Get Outside for Your Health

We have become an indoor generation. According to the EPA (Environmental Protection Agency), Americans spend a little as 7% of their life outside. That means that we are either inside our homes or cars 93% of time. It’s a staggering statistic showing that we are just moving from one enclosed area to another throughout our lifetime and it’s not good news for our health.

Effects of Being Indoors


Spending so much time inside is unhealthy for the mind, body, and spirit. One reason is due to the high concentration of pollutants found in our homes when the windows and doors are constantly closed, with levels reaching 2 to 5 times higher than the outside. This poor air quality, with its excessive humidity and mold, exacerbates medical conditions such as allergies, asthma, and other breathing issues.


Spending life indoors increases feelings of isolation and loneliness, leading to a multitude of mental and physical medical concerns that range from suicide, early death, to long-term diseases. As a nation, we are the largest consumer of ADHD medications in the world, and prescription antidepressants have significantly risen. Childhood and adult obesity continue to skyrocket, partially from moving less and being inside. A life lived indoors keeps us separated from nature, making us more vulnerable to negative moods and reducing our attention spans. Finally, higher crime rates are seen in cities with limited or no access to green space and parks.


Effects of Being Outdoors


Let’s flip this story and discuss the positives that result from spending time in nature: getting outside to hear the birds sing and watch the clouds float by. Physical, emotional, and mental health are positively affected from exposure to natural environments. Lowered blood pressure, depression, and cholesterol levels are experienced as bodies begin to relax.

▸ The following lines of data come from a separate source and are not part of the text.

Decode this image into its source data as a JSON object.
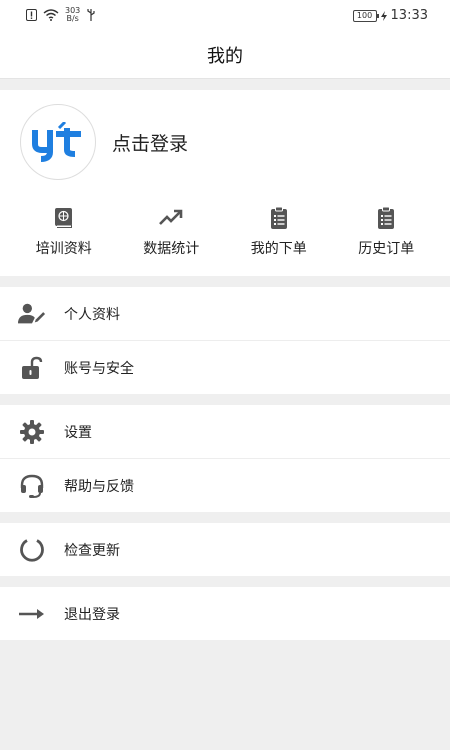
{
  "status": {
    "net_speed_top": "303",
    "net_speed_bottom": "B/s",
    "battery": "100",
    "time": "13:33"
  },
  "header": {
    "title": "我的"
  },
  "profile": {
    "login_text": "点击登录",
    "logo_letters": "yt"
  },
  "quick_actions": [
    {
      "label": "培训资料",
      "icon": "book-icon"
    },
    {
      "label": "数据统计",
      "icon": "trending-up-icon"
    },
    {
      "label": "我的下单",
      "icon": "clipboard-list-icon"
    },
    {
      "label": "历史订单",
      "icon": "clipboard-list-icon"
    }
  ],
  "menu": {
    "personal_info": "个人资料",
    "account_security": "账号与安全",
    "settings": "设置",
    "help_feedback": "帮助与反馈",
    "check_update": "检查更新",
    "logout": "退出登录"
  },
  "colors": {
    "brand_blue": "#1f7fe0",
    "icon_gray": "#555555"
  }
}
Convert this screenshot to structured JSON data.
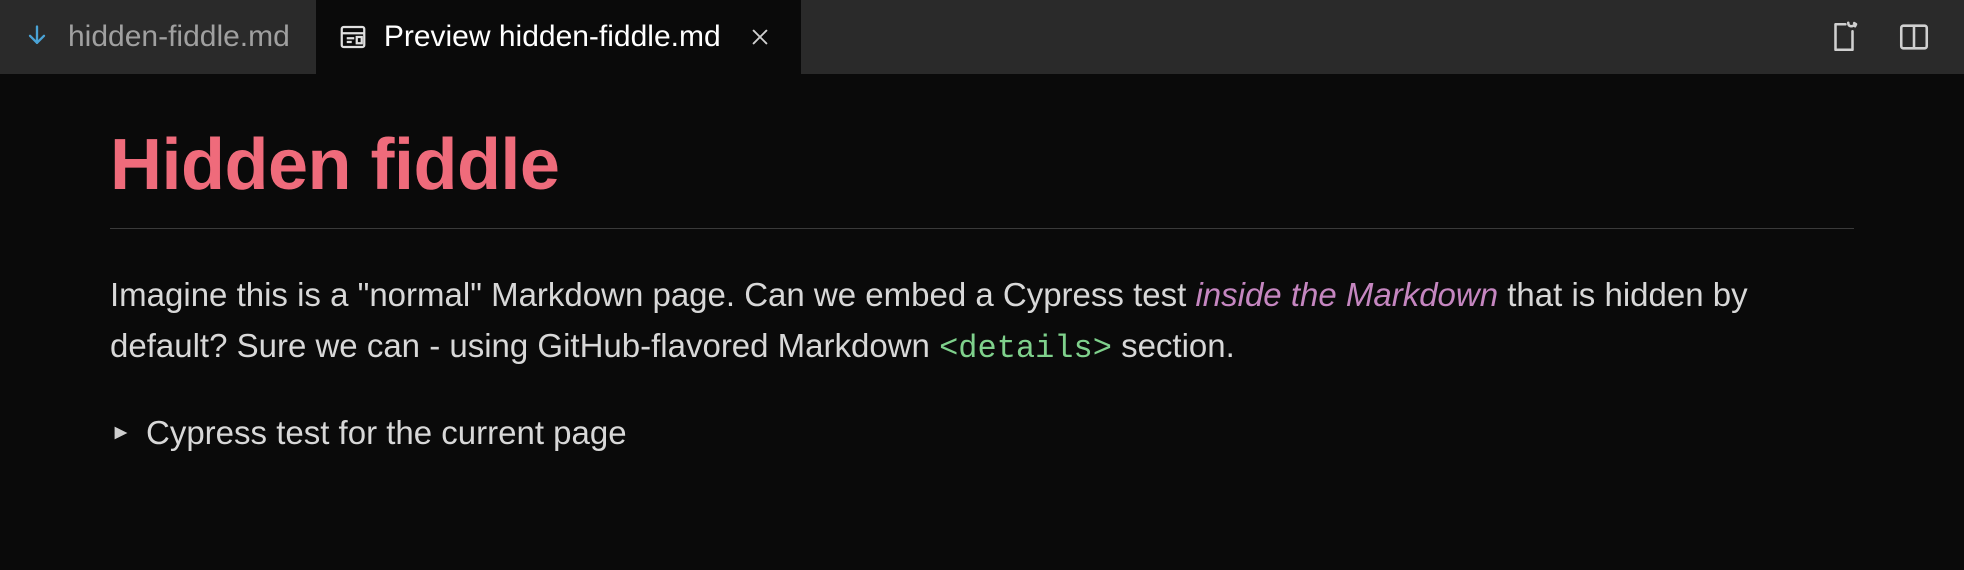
{
  "tabs": {
    "source": {
      "label": "hidden-fiddle.md"
    },
    "preview": {
      "label": "Preview hidden-fiddle.md"
    }
  },
  "doc": {
    "title": "Hidden fiddle",
    "para_part1": "Imagine this is a \"normal\" Markdown page. Can we embed a Cypress test ",
    "em_text": "inside the Markdown",
    "para_part2": " that is hidden by default? Sure we can - using GitHub-flavored Markdown ",
    "code_text": "<details>",
    "para_part3": " section.",
    "details_summary": "Cypress test for the current page"
  }
}
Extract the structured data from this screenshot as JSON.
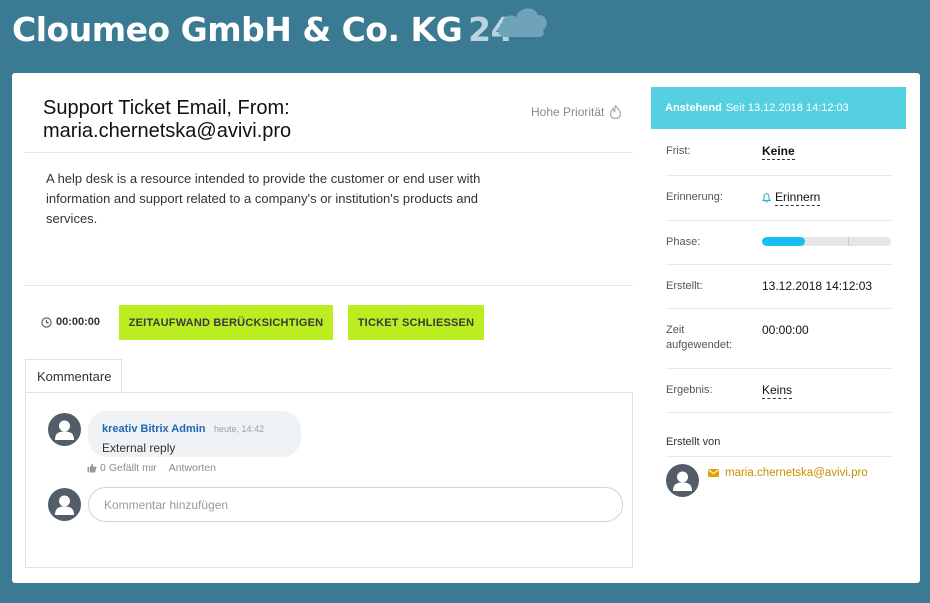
{
  "header": {
    "brand_name": "Cloumeo GmbH & Co. KG",
    "brand_number": "24"
  },
  "ticket": {
    "title": "Support Ticket Email, From: maria.chernetska@avivi.pro",
    "priority": "Hohe Priorität",
    "description": "A help desk is a resource intended to provide the customer or end user with information and support related to a company's or institution's products and services.",
    "timer": "00:00:00",
    "btn_time": "ZEITAUFWAND BERÜCKSICHTIGEN",
    "btn_close": "TICKET SCHLIESSEN"
  },
  "comments": {
    "tab_label": "Kommentare",
    "items": [
      {
        "author": "kreativ Bitrix Admin",
        "time": "heute, 14:42",
        "text": "External reply",
        "likes": "0",
        "like_label": "Gefällt mir",
        "reply_label": "Antworten"
      }
    ],
    "input_placeholder": "Kommentar hinzufügen"
  },
  "sidebar": {
    "status": "Anstehend",
    "status_since": "Seit 13.12.2018 14:12:03",
    "deadline_label": "Frist:",
    "deadline_value": "Keine",
    "reminder_label": "Erinnerung:",
    "reminder_value": "Erinnern",
    "phase_label": "Phase:",
    "phase_progress": 0.33,
    "created_label": "Erstellt:",
    "created_value": "13.12.2018 14:12:03",
    "time_spent_label": "Zeit aufgewendet:",
    "time_spent_value": "00:00:00",
    "result_label": "Ergebnis:",
    "result_value": "Keins",
    "created_by_label": "Erstellt von",
    "created_by_email": "maria.chernetska@avivi.pro"
  },
  "colors": {
    "background": "#3b7a93",
    "lime_button": "#bbed21",
    "status_bar": "#55d0e0",
    "progress_fill": "#16c0f2",
    "author_link": "#2067b0",
    "email_link": "#c89000"
  },
  "icons": [
    "cloud-icon",
    "flame-icon",
    "clock-icon",
    "thumb-up-icon",
    "bell-icon",
    "envelope-icon",
    "user-avatar-icon"
  ]
}
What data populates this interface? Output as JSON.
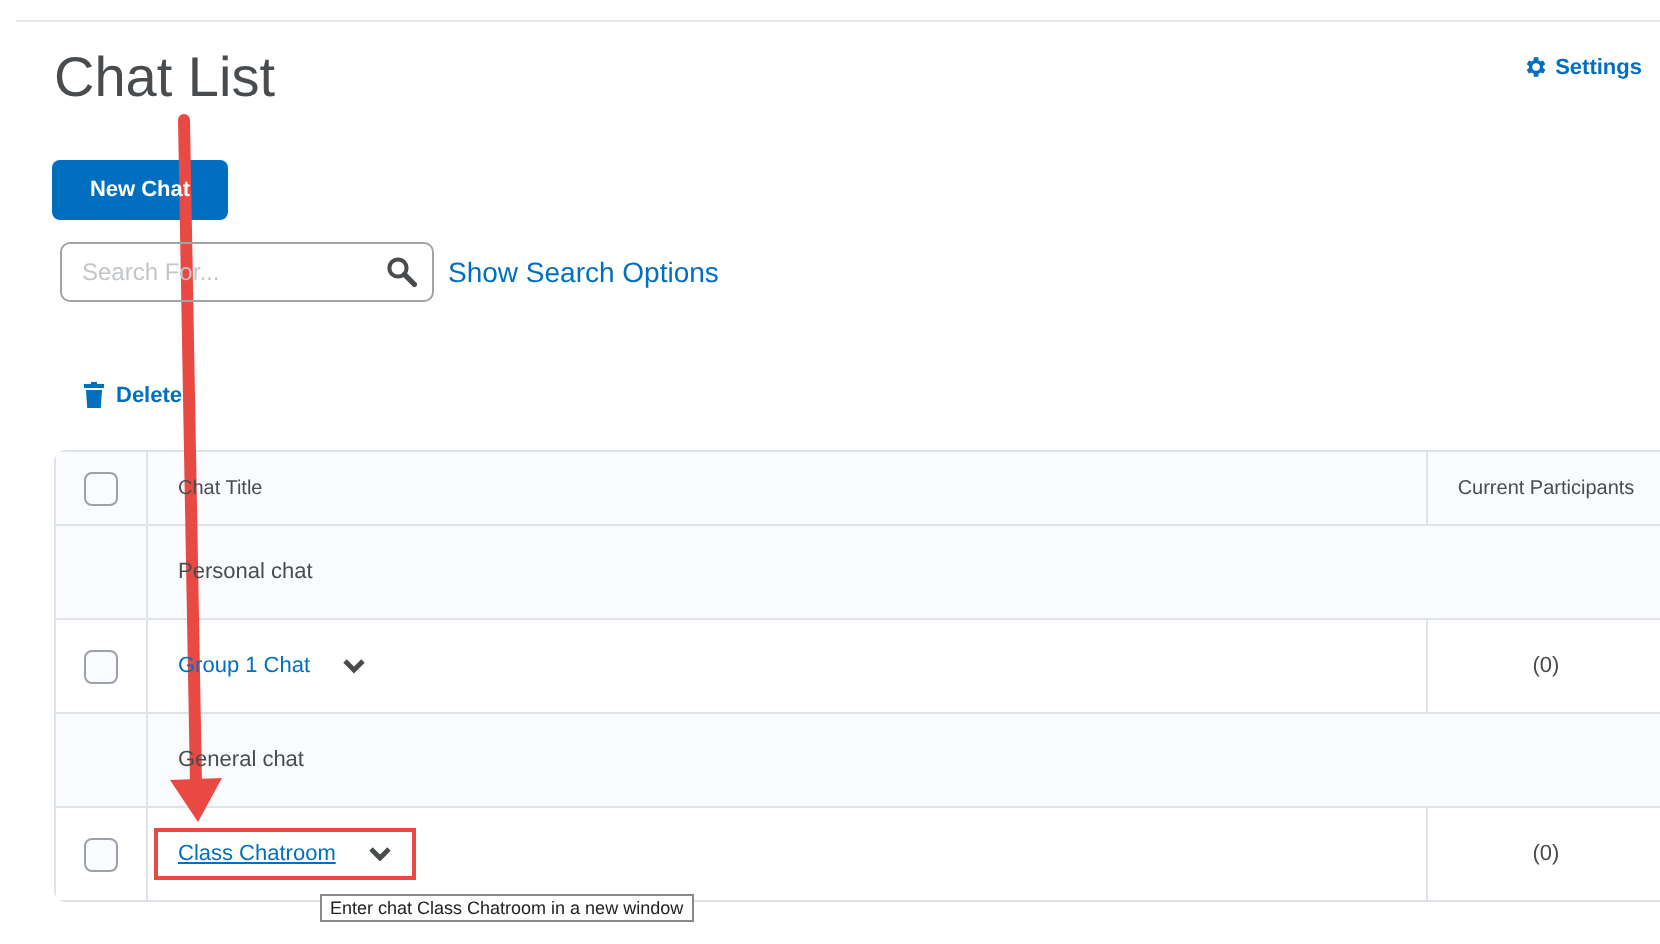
{
  "page": {
    "title": "Chat List",
    "settings_link": "Settings"
  },
  "toolbar": {
    "new_button": "New Chat",
    "search": {
      "placeholder": "Search For..."
    },
    "search_options_link": "Show Search Options",
    "delete_action": "Delete"
  },
  "table": {
    "columns": [
      "Chat Title",
      "Current Participants"
    ],
    "header_checked": false,
    "rows": [
      {
        "kind": "group",
        "title": "Personal chat"
      },
      {
        "kind": "chat",
        "title": "Group 1 Chat",
        "participants": "(0)",
        "checked": false,
        "highlighted": false
      },
      {
        "kind": "group",
        "title": "General chat"
      },
      {
        "kind": "chat",
        "title": "Class Chatroom",
        "participants": "(0)",
        "checked": false,
        "highlighted": true,
        "tooltip": "Enter chat Class Chatroom in a new window"
      }
    ]
  },
  "annotation": {
    "arrow": true
  }
}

Children who spend a lot of time in nature perform better in school, are less hyperactive, have more friends, and experience longer and healthier lifespans. Physicians have even begun to “prescribe” time in nature to those suffering from ADHD, depression, and anxiety.


Wellness Travel


Additional benefits of nature time include:

• Enhanced short-term memory and creativity • Reduced heart rates and cortisol levels (a hormone used to assess stress) • Overall inflammation levels lowered • Improved positive emotions and attitudes • Clarity and focus increased • Mental fatigue decreased • Anti-cancer proteins stimulated in nature, according to preliminary studies.



Tips to Add More Nature into Your Life


In the quest to bring more wellness into your life, here are some suggestions for renewing your health through nature, whether this is at home or in your travels.